- Flat-Fee Pricing
- Flexible Payment Plans
- Case Status Update Available 24/7
- Attorneys On Call 7AM – 10 PM PST
Frequently Asked Questions
What is deferred action?
Deferred action essentially means that the government knows an individual is in the country without permission but will not seek to deport them. It allows the person to apply for a work permit, though this is not automatic. Deferred action is not permanent status and will not lead to a green card or U.S. citizenship by itself.
How can I demonstrate I entered the U.S. before age 15, that I have resided continuously since June 15, 2007, and that I was present in the U.S. on June 15, 2012?
Acceptable documents include, but are not limited to: financial records, medical records, school records, employment records, and military records.
How can I demonstrate I am currently in school, graduated from high school, or obtained a general education development certificate (GED)?
Acceptable documents include, but are not limited to: diplomas, GED certificates, report cards, and school transcripts.
What is a “significant misdemeanor”?
A significant misdemeanor is a federal, state, or local criminal offense punishable by no more than one year of imprisonment or even no imprisonment that involves: violent, threats, or assault, including domestic violence, sexual abuse or exploitation; burglary, larceny, or fraud; driving under the influence of alcohol or drugs; obstruction of justice or bribery; unlawful flight from arrest, prosecution, or the scene of an accident; unlawful possession or use of a firearm; drug distribution or trafficking; or unlawful possession of drugs.
What could count as a “public safety threat”?
We do not know. It could be that officials will look behind dismissed charges or juvenile delinquency adjudications to determine whether a person presents a public safety threat. An example might be membership or association to a gang.
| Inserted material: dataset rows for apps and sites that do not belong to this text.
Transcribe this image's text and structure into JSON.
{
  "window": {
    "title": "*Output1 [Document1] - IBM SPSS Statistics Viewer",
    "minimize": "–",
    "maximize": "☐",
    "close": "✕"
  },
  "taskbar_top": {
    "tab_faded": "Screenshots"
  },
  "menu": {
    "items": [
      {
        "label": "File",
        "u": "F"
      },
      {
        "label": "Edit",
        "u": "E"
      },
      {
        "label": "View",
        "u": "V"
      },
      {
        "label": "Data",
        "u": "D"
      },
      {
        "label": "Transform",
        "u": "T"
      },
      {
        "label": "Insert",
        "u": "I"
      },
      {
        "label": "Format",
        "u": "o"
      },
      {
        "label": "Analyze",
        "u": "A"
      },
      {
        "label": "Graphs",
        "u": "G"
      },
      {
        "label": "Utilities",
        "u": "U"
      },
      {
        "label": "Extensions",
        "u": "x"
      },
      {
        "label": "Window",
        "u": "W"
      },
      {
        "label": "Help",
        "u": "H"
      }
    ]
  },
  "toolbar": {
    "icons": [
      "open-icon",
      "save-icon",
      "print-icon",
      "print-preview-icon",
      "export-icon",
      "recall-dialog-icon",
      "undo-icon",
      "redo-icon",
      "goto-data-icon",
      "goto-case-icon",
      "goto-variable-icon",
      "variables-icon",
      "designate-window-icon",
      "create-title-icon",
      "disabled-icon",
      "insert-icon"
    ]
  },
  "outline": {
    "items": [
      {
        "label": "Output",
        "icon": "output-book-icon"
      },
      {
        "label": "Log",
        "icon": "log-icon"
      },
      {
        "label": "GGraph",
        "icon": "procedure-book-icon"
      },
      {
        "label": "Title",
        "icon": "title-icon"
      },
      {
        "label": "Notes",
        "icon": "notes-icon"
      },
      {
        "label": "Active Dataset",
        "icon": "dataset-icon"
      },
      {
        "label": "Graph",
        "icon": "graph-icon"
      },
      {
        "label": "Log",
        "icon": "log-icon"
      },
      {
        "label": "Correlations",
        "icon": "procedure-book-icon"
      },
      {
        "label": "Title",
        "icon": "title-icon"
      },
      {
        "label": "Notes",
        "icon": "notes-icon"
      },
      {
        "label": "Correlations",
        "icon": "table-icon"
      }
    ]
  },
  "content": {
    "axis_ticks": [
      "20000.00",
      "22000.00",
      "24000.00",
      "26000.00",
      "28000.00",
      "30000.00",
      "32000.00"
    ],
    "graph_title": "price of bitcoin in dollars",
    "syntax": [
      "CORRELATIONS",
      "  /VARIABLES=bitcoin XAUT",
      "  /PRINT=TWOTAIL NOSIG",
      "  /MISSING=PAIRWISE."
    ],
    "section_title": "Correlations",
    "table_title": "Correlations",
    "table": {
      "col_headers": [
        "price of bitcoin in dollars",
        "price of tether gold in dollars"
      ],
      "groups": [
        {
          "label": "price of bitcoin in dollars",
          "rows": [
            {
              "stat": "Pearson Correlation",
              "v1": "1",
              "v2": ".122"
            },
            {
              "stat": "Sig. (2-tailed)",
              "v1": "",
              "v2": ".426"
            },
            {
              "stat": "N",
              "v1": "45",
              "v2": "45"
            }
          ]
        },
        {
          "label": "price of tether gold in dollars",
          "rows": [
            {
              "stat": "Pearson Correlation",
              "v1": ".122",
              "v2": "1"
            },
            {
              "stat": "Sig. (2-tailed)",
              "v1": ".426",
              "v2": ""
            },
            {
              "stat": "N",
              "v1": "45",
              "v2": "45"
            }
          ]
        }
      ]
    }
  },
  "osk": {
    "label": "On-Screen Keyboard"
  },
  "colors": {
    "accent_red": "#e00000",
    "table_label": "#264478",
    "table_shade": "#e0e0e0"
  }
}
What could count as a “national security threat”?
We do not know. DHS broadly characterizes “participation in activities that threaten the United States” as a national security threat. This means it will not be limited to criminal convictions.
What should I do if I have an arrest or conviction?
- Get a copy of your record from whatever court your case was heard, including all juvenile delinquency adjudications. Try to get copies of police reports, a criminal history background check, or your “rap sheet.” Many states already have systems for you to collect your criminal history. In many cases, you can find it on your local county website or state government websites. Make sure you get them from all states where you believe you may have been arrested or convicted.
- Meet with an immigration attorney experienced in deportation defense or the immigration consequences of criminal convictions. Make sure they review all your arrest information and criminal conviction documents. Do NOT consult “Notarios” if you have a criminal history.
I am in removal (deportation) proceedings. What should I do?
If you are represented by an attorney, contact him/her immediately. If you do not have a lawyer, you should consult with one as soon as possible, especially if you have a hearing prior to September 2012.
If my request for Deferred Action is denied, will I be placed into removal proceedings?
Individuals who are denied Deferred Action will only have their case referred to ICE by USCIS if there is a criminal conviction on the individual’s record or if there is a finding of fraud in the request. Anyone with a significant misdemeanor or disqualifying offense should refrain from applying for deferred action since it could lead to potential deportation.
Consult With Our Immigration Attorneys!
WARNING: Don’t get scammed by “Notarios” who may want to help. It is very important you contact a qualified immigration attorney before applying. Not every young immigrant will qualify for deferred action. Individuals who are found ineligible due to criminal history may be placed into removal proceedings. Therefore, you need to be positive of your eligibility before applying.
Call now to get legal advice on your case at (714) 716-8994.